Paper No. 1
Presentation Time: 8:00 AM-12:00 PM


SUNDBERG, Frederick A., Science Department, Show Low High School, 500 W. Old Linden Rd, Show Low, AZ 85901, freds@show-low.k12.az.us

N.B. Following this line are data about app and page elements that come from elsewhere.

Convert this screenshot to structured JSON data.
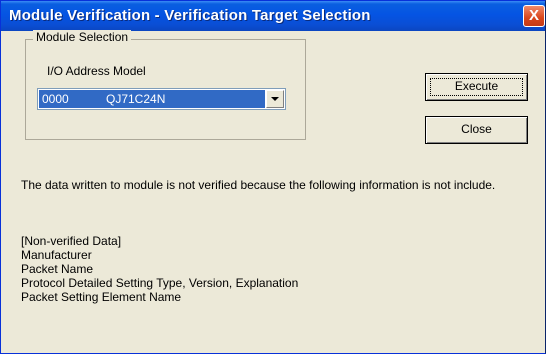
{
  "window": {
    "title": "Module Verification - Verification Target Selection",
    "close_glyph": "X"
  },
  "module_selection": {
    "group_label": "Module Selection",
    "field_label": "I/O Address Model",
    "combo": {
      "io_address": "0000",
      "model": "QJ71C24N"
    }
  },
  "buttons": {
    "execute_label": "Execute",
    "close_label": "Close"
  },
  "message": "The data written to module is not verified because the following information is not include.",
  "non_verified": [
    "[Non-verified Data]",
    "Manufacturer",
    "Packet Name",
    "Protocol Detailed Setting Type, Version, Explanation",
    "Packet Setting Element Name"
  ],
  "colors": {
    "titlebar": "#0554e3",
    "dialog_bg": "#ece9d8",
    "selection": "#316ac5"
  }
}
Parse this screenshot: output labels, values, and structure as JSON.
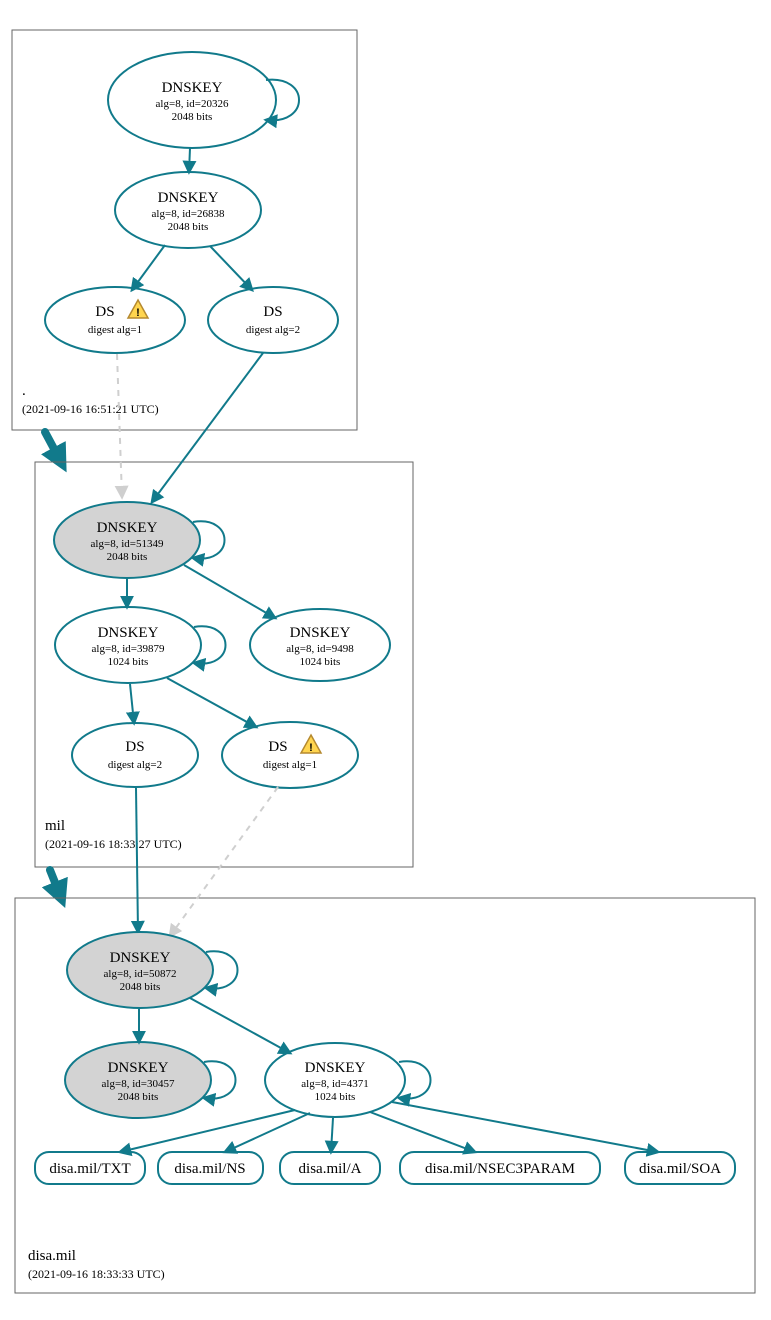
{
  "zones": {
    "root": {
      "name": ".",
      "timestamp": "(2021-09-16 16:51:21 UTC)"
    },
    "mil": {
      "name": "mil",
      "timestamp": "(2021-09-16 18:33:27 UTC)"
    },
    "disa": {
      "name": "disa.mil",
      "timestamp": "(2021-09-16 18:33:33 UTC)"
    }
  },
  "nodes": {
    "root_ksk": {
      "title": "DNSKEY",
      "sub1": "alg=8, id=20326",
      "sub2": "2048 bits"
    },
    "root_zsk": {
      "title": "DNSKEY",
      "sub1": "alg=8, id=26838",
      "sub2": "2048 bits"
    },
    "root_ds1": {
      "title": "DS",
      "sub1": "digest alg=1"
    },
    "root_ds2": {
      "title": "DS",
      "sub1": "digest alg=2"
    },
    "mil_ksk": {
      "title": "DNSKEY",
      "sub1": "alg=8, id=51349",
      "sub2": "2048 bits"
    },
    "mil_zsk": {
      "title": "DNSKEY",
      "sub1": "alg=8, id=39879",
      "sub2": "1024 bits"
    },
    "mil_zsk2": {
      "title": "DNSKEY",
      "sub1": "alg=8, id=9498",
      "sub2": "1024 bits"
    },
    "mil_ds2": {
      "title": "DS",
      "sub1": "digest alg=2"
    },
    "mil_ds1": {
      "title": "DS",
      "sub1": "digest alg=1"
    },
    "disa_ksk": {
      "title": "DNSKEY",
      "sub1": "alg=8, id=50872",
      "sub2": "2048 bits"
    },
    "disa_ksk2": {
      "title": "DNSKEY",
      "sub1": "alg=8, id=30457",
      "sub2": "2048 bits"
    },
    "disa_zsk": {
      "title": "DNSKEY",
      "sub1": "alg=8, id=4371",
      "sub2": "1024 bits"
    },
    "rr_txt": {
      "label": "disa.mil/TXT"
    },
    "rr_ns": {
      "label": "disa.mil/NS"
    },
    "rr_a": {
      "label": "disa.mil/A"
    },
    "rr_nsec3p": {
      "label": "disa.mil/NSEC3PARAM"
    },
    "rr_soa": {
      "label": "disa.mil/SOA"
    }
  }
}
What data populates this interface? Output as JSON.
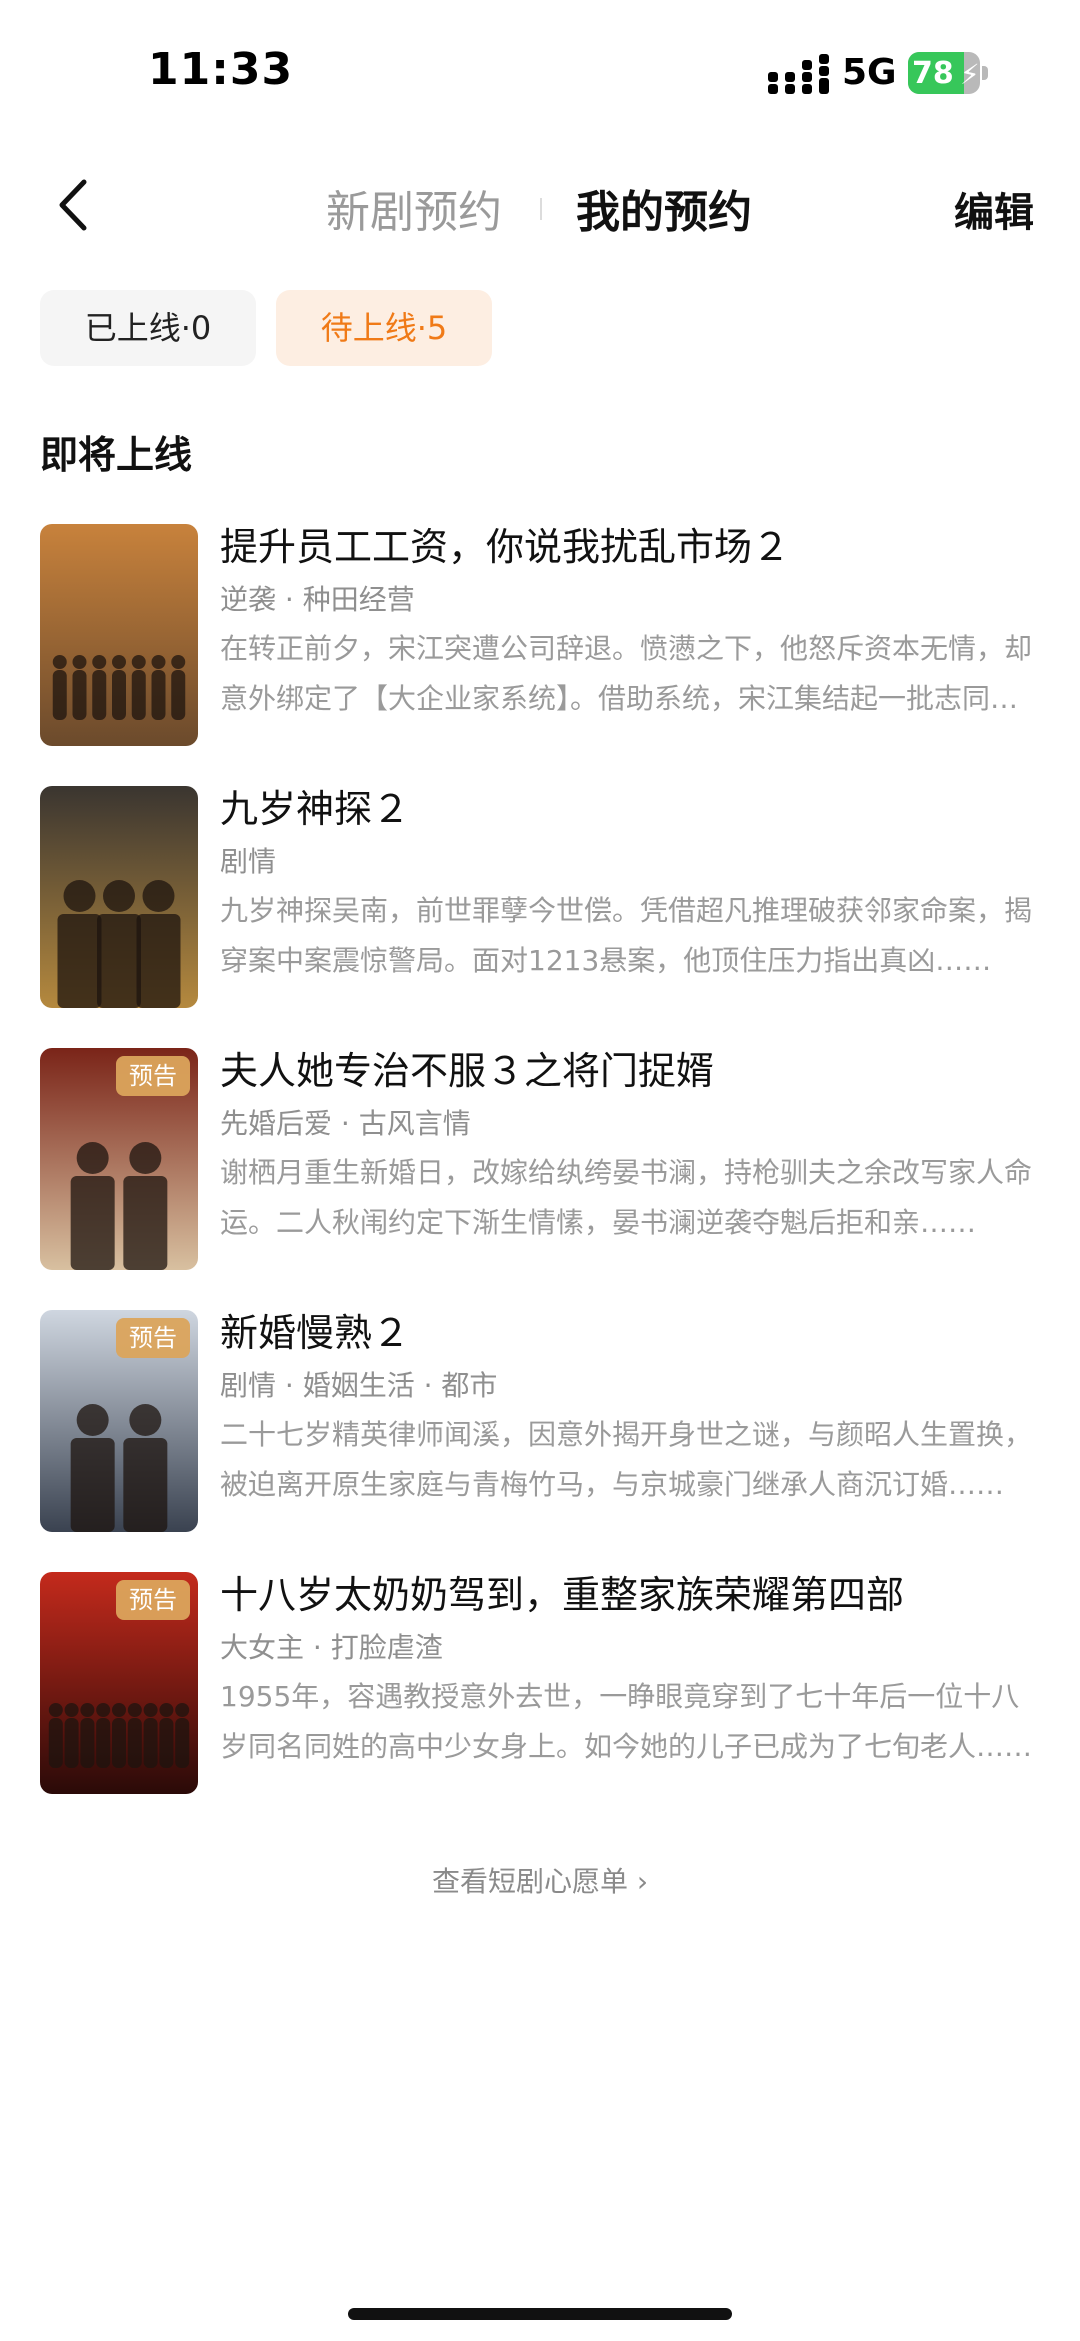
{
  "status_bar": {
    "time": "11:33",
    "network": "5G",
    "battery": "78",
    "battery_fraction": 0.78
  },
  "header": {
    "tab_new": "新剧预约",
    "tab_mine": "我的预约",
    "edit": "编辑"
  },
  "filters": {
    "online": "已上线·0",
    "pending": "待上线·5"
  },
  "section_title": "即将上线",
  "items": [
    {
      "title": "提升员工工资，你说我扰乱市场２",
      "tags": "逆袭 · 种田经营",
      "desc": "在转正前夕，宋江突遭公司辞退。愤懑之下，他怒斥资本无情，却意外绑定了【大企业家系统】。借助系统，宋江集结起一批志同道合的伙伴……",
      "badge": "",
      "poster_colors": [
        "#c8823c",
        "#6b4a2c"
      ]
    },
    {
      "title": "九岁神探２",
      "tags": "剧情",
      "desc": "九岁神探吴南，前世罪孽今世偿。凭借超凡推理破获邻家命案，揭穿案中案震惊警局。面对1213悬案，他顶住压力指出真凶……",
      "badge": "",
      "poster_colors": [
        "#3a3530",
        "#b5893e"
      ]
    },
    {
      "title": "夫人她专治不服３之将门捉婿",
      "tags": "先婚后爱 · 古风言情",
      "desc": "谢栖月重生新婚日，改嫁给纨绔晏书澜，持枪驯夫之余改写家人命运。二人秋闱约定下渐生情愫，晏书澜逆袭夺魁后拒和亲……",
      "badge": "预告",
      "poster_colors": [
        "#7a2418",
        "#d8c0a0"
      ]
    },
    {
      "title": "新婚慢熟２",
      "tags": "剧情 · 婚姻生活 · 都市",
      "desc": "二十七岁精英律师闻溪，因意外揭开身世之谜，与颜昭人生置换，被迫离开原生家庭与青梅竹马，与京城豪门继承人商沉订婚……",
      "badge": "预告",
      "poster_colors": [
        "#cfd6e0",
        "#3a4250"
      ]
    },
    {
      "title": "十八岁太奶奶驾到，重整家族荣耀第四部",
      "tags": "大女主 · 打脸虐渣",
      "desc": "1955年，容遇教授意外去世，一睁眼竟穿到了七十年后一位十八岁同名同姓的高中少女身上。如今她的儿子已成为了七旬老人……",
      "badge": "预告",
      "poster_colors": [
        "#c42a1c",
        "#2a0a08"
      ]
    }
  ],
  "wishlist_link": "查看短剧心愿单 ›"
}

Natural disasters can have a devastating effect on rural communities and a major impact upon the populations of these areas. However, natural disasters can also provide opportunities for the high school students of these areas to understand their local ecology, undertake a hands-on scientific study, and have a potential impact on community policies. For example, the Rodeo-Chediski Fire in Arizona, 2002, burned approximately 462,000 acres of ponderosa pine forest in central Arizona. In July 2003, the National Forest Service received permission to harvest the burned logs from this area. One point of concern about this logging was the environmental damage that might ensue, including the increased erosion of soils. Students from Show Low High School are actively investigating the soil erosion caused by the Rodeo-Chediski Wildfire and the subsequent logging of the burned wood. The goal of this project is to give students an opportunity to understand and have an impact on environmental decisions in their community, and to let them experience scientific inquiry first hand. We are challenging them to examine their own and others’ existing ideas about the ecology of forests and forest management practices and have them explore new ideas about forest management from a scientific perspective. The methods used in the project are relatively simple, with the construction of “silt fences” to catch sediment being eroded from unburned, burned, and burned/logged areas. This sediment is collected and weighted, and then the erosion rates are calculated and compared between the three different areas. Through this process, students are generating real data on the erosion rates resulting from wildfires and logging that will be of value to the local and scientific communities.